“To be doing that in an open-wheel car…it’s definitely a different form of racing than anything that’s ever been here.”

Team Penske’s Simon Pagenaud was one of many drivers who spent qualifying locked in a fist fight with his car. Starting 22nd, it’s fair to say the No. 22 Chevy got the upper hand on the road course ace.

“It’s super tough to be fast here because you need a good kind of slow speed, which means, good braking stability, good traction,” he explained. “But that doesn’t work in high speed, because then the rear end’s too strong and it doesn’t rotate. So you need to trade a little bit of rear grip to make the car rotate. And it’s a very interesting exercise throughout. The hairpins, the fast corners…you never have the perfect car in each of the two types of demands. But that’s the best compromise. You have to be flowing. A lot of speed. You have to be patient. You can’t really hustle it around too much. It’s really enjoyable.”

Enjoyable, but only if the car responds to the will of its occupant.

Rahal goes a step too far. Image by Marshall Pruett.

“It’s tricky, and it’s no doubt I enjoy it, but I enjoy it when it’s good,” says Graham Rahal, who qualified 10th. “It’s like Road America in the sense that every little bobble or mistake is a huge lap time penalty. So for me in qualifying there, I just tried to reach for 10 extra feet in braking at the end of the back straight and it locked up and there goes your whole qualifying session.

“But it’s crazy. I mean this is active, low grip. Tires don’t have a ton of grip here. I would say it’s probably the lowest-grip feeling in the car that we get almost anywhere this year.”

Rahal, a lifelong fan of F1, says the lower-tech IndyCar formula is directly responsible for the big slides and dramatic wrangling efforts shown on the NBC broadcasts.

“I just think that, first of all, you don’t have the driver aids,” he continued. “No power steering, so you see every little movement in an Indy car whereas power steering, like they have in F1 … typically when you go over a curb it’s gonna numb some of that. In IndyCar, you feel it all.

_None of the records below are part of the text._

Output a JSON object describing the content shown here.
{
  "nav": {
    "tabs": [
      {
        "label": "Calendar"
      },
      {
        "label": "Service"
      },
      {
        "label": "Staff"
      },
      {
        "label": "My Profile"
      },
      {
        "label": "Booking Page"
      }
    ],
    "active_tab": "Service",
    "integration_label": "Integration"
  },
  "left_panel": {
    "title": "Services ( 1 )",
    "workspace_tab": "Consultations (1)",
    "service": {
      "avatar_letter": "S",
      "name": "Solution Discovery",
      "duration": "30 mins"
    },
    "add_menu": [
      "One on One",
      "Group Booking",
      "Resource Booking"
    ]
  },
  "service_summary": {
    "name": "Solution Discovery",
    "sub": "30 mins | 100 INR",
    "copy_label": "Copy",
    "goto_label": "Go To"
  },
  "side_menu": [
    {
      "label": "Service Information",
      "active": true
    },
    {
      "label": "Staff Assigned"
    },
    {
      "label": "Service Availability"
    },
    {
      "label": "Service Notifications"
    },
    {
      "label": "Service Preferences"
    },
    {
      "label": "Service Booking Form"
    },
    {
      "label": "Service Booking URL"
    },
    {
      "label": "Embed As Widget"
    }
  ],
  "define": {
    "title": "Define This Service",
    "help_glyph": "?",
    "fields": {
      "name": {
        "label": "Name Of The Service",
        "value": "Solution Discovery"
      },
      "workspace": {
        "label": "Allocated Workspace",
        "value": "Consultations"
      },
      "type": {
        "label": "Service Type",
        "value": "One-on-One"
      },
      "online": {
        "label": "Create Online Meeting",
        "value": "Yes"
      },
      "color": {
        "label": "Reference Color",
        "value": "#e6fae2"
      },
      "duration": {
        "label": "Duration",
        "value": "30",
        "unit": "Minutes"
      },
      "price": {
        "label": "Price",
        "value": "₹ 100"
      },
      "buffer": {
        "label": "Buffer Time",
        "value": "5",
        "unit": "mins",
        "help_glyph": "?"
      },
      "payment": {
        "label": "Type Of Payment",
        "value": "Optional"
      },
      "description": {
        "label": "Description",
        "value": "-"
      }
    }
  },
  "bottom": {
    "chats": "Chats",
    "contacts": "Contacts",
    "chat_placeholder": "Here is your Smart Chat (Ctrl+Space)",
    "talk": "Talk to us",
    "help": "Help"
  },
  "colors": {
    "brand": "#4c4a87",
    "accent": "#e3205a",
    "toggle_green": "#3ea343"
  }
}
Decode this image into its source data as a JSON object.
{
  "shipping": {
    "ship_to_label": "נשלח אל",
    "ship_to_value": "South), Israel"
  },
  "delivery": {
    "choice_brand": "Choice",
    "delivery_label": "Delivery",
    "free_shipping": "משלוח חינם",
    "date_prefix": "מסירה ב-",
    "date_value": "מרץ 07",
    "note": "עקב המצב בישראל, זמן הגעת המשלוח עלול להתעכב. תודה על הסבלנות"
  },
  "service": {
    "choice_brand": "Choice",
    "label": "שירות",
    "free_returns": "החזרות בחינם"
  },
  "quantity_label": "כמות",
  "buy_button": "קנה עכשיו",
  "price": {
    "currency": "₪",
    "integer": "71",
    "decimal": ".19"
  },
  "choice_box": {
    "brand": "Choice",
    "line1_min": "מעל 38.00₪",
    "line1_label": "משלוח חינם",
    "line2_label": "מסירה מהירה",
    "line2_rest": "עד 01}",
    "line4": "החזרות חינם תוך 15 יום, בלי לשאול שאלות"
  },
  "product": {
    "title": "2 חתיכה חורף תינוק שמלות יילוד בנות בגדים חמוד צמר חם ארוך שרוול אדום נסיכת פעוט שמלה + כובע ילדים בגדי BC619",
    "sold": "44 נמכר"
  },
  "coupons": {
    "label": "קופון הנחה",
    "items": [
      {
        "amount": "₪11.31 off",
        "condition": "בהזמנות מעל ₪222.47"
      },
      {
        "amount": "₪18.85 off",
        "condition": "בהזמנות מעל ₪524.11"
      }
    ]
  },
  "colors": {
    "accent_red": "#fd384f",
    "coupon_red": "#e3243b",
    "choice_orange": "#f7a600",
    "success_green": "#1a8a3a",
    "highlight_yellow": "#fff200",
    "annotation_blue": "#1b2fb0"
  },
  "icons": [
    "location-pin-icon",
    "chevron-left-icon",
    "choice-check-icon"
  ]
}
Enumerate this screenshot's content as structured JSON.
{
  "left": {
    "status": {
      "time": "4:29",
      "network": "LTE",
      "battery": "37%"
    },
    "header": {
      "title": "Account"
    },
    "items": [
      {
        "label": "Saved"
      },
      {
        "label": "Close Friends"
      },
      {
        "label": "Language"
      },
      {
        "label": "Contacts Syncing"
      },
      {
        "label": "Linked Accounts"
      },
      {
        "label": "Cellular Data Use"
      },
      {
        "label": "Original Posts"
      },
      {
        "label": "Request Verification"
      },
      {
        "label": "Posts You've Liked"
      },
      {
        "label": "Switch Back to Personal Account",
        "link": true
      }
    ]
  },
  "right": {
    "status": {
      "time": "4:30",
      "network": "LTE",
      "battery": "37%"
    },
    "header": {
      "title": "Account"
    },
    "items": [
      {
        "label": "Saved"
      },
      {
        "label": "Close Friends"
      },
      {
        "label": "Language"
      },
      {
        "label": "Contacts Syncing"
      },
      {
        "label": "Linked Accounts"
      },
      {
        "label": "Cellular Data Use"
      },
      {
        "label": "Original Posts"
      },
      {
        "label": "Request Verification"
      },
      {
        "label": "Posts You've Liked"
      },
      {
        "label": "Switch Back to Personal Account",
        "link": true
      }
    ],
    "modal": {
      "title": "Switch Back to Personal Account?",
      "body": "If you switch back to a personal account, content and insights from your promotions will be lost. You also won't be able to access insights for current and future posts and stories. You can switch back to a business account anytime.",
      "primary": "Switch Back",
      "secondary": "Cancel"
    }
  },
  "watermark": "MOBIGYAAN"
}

“Secondly, it’s pretty clear they have tire options that are very soft. The cars are very light. The cars have a lot of downforce. We, since 2018, the cars just don’t have that much downforce. So you’re purely just sliding around, and this track really showcases that, I think, to the best of any of our abilities.”

Jack Harvey goes beyond the limit. Image by IndyCar.

Polesitter Will Power, who caught some major slides on Saturday, was able to hustle his No. 12 to the top starting spot for Sunday’s INDYCAR Classic. Rahal, more than a half-second slower, was taken aback by how similar efforts in the cockpit yielded such dissimilar results.

“No lap feels great here,” he said. “But there’s difference. When we’re struggling here and I kept saying, ‘I need grip,’ people are like, ‘Look at Will Power’s hands, for instance. They’re moving just as much as yours.’

“But there’s a different adhesion level for some cars with what they come up with on setup. Our car this week has been pretty good, but some are better, and some have it worse. So you’re sliding around a lot but there’s grip there if you can find it. You’re sliding into the edge of adhesion, and a lot of times, to make the lap time you need, you’re going beyond that edge. And I really enjoy that.”

COTA’s 60-lap IndyCar rodeo starts at 12:30 p.m. CT.